There’s one more piece of advice that applies to star athletes and moms alike: Figure out what works for you and do it every day. “My friend eats pop tarts before every run. After a race I drink a Sprite. Listen to your body and do what works best for you,” says Serrata.

However you choose to structure your morning, do it with the same focus and intent as a runner preparing for the Olympics, with the understanding that by starting your day focused and strong you’ll set yourself on the path to achieve your goals and do amazing things.

For more free tips on creating strong habits, click here.

To learn more about how to achieve your goals by creating habits that work for you, join our next session of Tiny Habits for Moms.

Your Mom Was Right: This One Simple Habit Matters More Than You Think

Navy Seal William H. McRaven wants you to make your bed, and don’t try telling him that you’re only going to mess it up again tonight. Admiral McRaven is a big believer in the power that small actions have in accomplishing big objectives, and he should know.

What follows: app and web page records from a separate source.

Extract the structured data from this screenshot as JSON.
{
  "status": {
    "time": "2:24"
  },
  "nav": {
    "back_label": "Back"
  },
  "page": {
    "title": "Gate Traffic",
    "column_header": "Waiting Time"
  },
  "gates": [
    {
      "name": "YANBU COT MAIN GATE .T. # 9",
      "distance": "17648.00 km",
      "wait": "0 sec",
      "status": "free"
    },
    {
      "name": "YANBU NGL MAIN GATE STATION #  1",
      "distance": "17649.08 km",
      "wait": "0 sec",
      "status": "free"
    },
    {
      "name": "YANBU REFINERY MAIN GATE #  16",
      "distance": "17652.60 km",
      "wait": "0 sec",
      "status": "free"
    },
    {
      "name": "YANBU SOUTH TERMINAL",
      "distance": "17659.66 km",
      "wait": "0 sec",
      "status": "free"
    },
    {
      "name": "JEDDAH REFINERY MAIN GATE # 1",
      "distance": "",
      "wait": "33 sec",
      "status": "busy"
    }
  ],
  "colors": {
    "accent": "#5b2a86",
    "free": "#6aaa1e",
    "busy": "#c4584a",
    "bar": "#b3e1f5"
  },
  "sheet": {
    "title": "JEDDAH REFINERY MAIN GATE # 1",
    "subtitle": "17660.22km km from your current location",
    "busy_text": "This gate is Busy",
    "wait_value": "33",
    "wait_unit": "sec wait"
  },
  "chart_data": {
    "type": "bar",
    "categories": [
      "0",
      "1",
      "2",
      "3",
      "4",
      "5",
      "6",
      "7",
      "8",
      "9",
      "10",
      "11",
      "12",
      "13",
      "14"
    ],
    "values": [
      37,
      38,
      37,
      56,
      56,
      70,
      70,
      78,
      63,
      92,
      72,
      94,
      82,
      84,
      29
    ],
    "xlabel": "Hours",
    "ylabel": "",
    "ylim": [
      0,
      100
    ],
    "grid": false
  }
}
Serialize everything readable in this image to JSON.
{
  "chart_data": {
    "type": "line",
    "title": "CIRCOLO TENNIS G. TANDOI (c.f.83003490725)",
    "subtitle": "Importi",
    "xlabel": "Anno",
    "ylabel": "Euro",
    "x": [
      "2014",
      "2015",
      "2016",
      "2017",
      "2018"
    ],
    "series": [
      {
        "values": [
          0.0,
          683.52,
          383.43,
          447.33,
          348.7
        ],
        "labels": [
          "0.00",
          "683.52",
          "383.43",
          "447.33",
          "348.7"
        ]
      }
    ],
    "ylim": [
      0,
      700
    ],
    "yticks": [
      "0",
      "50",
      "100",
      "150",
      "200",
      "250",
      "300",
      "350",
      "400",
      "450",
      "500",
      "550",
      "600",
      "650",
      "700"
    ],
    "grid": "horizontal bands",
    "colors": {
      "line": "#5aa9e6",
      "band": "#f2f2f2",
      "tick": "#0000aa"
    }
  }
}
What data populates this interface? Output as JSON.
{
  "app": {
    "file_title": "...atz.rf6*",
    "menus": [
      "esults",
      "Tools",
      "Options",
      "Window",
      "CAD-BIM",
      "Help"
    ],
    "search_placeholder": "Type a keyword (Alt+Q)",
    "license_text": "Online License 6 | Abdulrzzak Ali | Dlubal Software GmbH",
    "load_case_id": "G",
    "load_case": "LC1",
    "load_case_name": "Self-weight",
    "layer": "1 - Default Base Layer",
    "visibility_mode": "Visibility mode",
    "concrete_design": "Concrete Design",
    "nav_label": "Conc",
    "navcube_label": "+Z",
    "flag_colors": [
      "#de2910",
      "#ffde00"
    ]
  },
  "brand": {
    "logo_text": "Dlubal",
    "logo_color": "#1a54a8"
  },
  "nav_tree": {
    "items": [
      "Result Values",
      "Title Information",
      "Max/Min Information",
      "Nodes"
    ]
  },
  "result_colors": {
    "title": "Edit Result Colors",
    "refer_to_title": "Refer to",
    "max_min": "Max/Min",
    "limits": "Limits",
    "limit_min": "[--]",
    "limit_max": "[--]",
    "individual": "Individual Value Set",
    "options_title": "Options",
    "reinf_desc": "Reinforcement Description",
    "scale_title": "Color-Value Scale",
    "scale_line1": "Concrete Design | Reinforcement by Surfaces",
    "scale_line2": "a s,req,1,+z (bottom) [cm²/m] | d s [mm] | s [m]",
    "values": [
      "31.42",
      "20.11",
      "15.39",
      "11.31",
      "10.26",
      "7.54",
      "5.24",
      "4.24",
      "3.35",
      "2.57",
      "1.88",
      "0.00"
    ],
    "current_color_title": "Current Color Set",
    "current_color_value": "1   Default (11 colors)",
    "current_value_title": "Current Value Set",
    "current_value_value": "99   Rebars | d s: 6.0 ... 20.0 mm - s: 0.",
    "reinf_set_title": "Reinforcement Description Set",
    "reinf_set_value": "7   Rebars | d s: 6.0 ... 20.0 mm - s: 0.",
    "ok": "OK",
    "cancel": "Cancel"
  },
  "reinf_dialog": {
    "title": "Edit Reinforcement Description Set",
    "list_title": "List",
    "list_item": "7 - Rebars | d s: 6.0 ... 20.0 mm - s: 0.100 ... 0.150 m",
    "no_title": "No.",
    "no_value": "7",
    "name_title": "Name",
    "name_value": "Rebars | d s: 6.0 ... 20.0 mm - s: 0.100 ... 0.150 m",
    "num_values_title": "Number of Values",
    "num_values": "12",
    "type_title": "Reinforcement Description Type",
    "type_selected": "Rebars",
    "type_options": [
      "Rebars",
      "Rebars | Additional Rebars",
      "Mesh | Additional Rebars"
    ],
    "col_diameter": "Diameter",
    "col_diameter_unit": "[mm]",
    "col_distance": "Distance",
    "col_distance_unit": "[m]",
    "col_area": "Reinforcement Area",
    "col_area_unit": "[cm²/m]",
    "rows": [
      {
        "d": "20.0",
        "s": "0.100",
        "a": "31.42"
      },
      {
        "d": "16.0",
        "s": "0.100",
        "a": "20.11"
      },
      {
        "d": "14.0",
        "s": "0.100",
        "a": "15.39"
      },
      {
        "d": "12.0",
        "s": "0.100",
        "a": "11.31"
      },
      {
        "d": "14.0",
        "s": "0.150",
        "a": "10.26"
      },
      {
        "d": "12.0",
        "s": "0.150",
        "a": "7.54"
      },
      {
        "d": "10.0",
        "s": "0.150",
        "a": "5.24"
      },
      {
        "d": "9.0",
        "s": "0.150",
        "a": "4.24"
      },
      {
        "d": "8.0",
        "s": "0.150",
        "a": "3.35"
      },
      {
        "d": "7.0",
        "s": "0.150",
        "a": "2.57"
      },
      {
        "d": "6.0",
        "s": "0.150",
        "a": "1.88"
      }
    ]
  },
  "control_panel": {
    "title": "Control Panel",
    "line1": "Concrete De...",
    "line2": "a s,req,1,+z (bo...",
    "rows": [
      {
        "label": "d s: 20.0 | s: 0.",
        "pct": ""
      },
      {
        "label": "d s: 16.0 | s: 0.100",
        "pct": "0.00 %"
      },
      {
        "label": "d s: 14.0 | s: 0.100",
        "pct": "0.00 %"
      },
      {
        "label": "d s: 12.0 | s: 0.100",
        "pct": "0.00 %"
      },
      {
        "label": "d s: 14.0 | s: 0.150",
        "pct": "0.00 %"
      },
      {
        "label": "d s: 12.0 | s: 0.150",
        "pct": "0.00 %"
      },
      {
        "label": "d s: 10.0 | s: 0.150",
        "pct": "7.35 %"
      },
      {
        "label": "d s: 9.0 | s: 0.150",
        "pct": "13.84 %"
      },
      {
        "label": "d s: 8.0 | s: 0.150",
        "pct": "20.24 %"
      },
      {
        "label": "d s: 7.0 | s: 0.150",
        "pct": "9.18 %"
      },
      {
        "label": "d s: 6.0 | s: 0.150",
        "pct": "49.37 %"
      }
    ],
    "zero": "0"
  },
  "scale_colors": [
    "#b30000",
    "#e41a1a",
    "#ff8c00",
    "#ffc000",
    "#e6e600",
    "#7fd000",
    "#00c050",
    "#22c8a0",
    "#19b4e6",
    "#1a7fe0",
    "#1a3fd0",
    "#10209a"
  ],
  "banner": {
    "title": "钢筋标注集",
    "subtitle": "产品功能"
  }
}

He was the commander of the raid that killed Osama bin Laden.

Start Your Day With Success Momentum

In his 2014 commencement speech at the University of Texas, Admiral McRaven told graduates, “If you want to change the world, start off by making your bed…It will give you a small sense of pride, and it will encourage you to do another task, and another, and another.” At Tiny Habits we call this success momentum, and it’s one of the keys to the Tiny Habits method.

By making your bed, you start the day off with a win. You’ve only been awake for two minutes, and you’ve already accomplished something tangible. It’s a visible daily reminder that you have power over your environment as well as your attitude. It’s the first domino in your day of accomplishing tasks both large and small.

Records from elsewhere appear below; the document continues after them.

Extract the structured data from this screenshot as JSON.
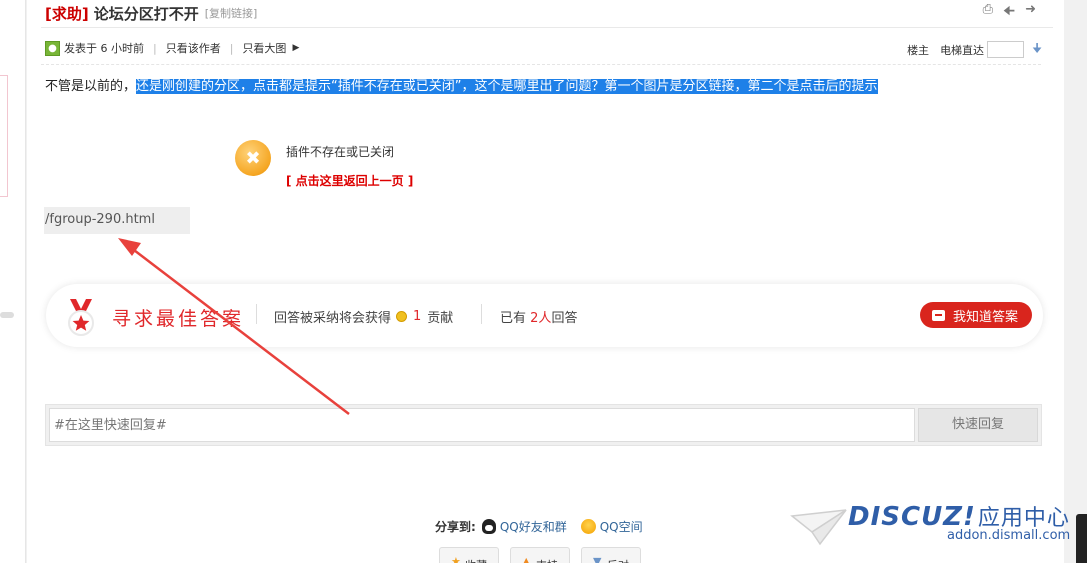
{
  "thread": {
    "tag_open": "[",
    "tag": "求助",
    "tag_close": "]",
    "title": "论坛分区打不开",
    "copy_link": "[复制链接]"
  },
  "meta": {
    "posted": "发表于 6 小时前",
    "author_only": "只看该作者",
    "large_image": "只看大图",
    "floor": "楼主",
    "elevator": "电梯直达"
  },
  "post": {
    "text_plain": "不管是以前的，",
    "text_selected": "还是刚创建的分区，点击都是提示“插件不存在或已关闭”，这个是哪里出了问题？第一个图片是分区链接，第二个是点击后的提示"
  },
  "error_box": {
    "message": "插件不存在或已关闭",
    "back_link": "[ 点击这里返回上一页 ]"
  },
  "url_chip": {
    "text": "/fgroup-290.html"
  },
  "answer": {
    "title": "寻求最佳答案",
    "reward_prefix": "回答被采纳将会获得",
    "reward_amount": "1",
    "reward_unit": "贡献",
    "count_prefix": "已有",
    "count": "2人",
    "count_suffix": "回答",
    "button": "我知道答案"
  },
  "reply": {
    "placeholder": "#在这里快速回复#",
    "button": "快速回复"
  },
  "share": {
    "label": "分享到:",
    "qq_friends": "QQ好友和群",
    "qzone": "QQ空间"
  },
  "bottom_buttons": [
    "收藏",
    "支持",
    "反对"
  ],
  "watermark": {
    "brand": "DISCUZ!",
    "brand_cn": "应用中心",
    "url": "addon.dismall.com"
  },
  "icons": {
    "print": "print-icon",
    "prev": "arrow-left-icon",
    "next": "arrow-right-icon",
    "jump": "arrow-down-icon",
    "error": "close-circle-icon"
  },
  "colors": {
    "accent_red": "#e0282b",
    "selection_blue": "#1e80e8",
    "link_blue": "#336699",
    "annotation_arrow": "#e8413c"
  }
}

Order or Chaos?

A tidy bed sets the tone for your day, but it also impacts how you’ll feel at the end of it. Imagine it’s finally time for bed. Maybe you’ve had a terrible day. You lost your temper with your kids. You got stuck in traffic and arrived twenty minutes late for an important meeting. You didn’t accomplish half the things on your list. You open your bedroom door and there, blankets disheveled, pillows askew, is one more reminder that your life is out of control.

Or maybe you had a great day. You made it to the gym. You finished a project early. You helped the kids with their homework and had time for a story before bed. You open your bedroom door, feeling elevated by all the things you accomplished, and there is your bed. Disheveled and unkempt. Your balloon of satisfaction deflates just a bit.

End Your Day With A Feeling of Pride

Now imagine how a two-minute investment at the start of the day can change the way you feel at the end of it. You had a terrible day and you just can’t wait for it to be over. You open your bedroom door and there is your bed, tidy and neat, reminding you that not all is lost. You started your day with a moment of triumph, and you’ll do the same tomorrow. And if you had an amazing day, that perfectly made bed is the icing on the cake.

After your feet hit the floor each morning, take a moment to make your bed, then pause to celebrate your accomplishment. Teach your children to do the same, and they, too, will start their day with satisfaction and pride.

Our Groundbreaking New Course

Whether you’re a veteran bed-maker or recommitting yourself to the task, you’ll learn many new strategies for putting your life in order and finding much-needed balance in our new course, Tiny Habits for Moms. Sign up here to join this life-changing workshop.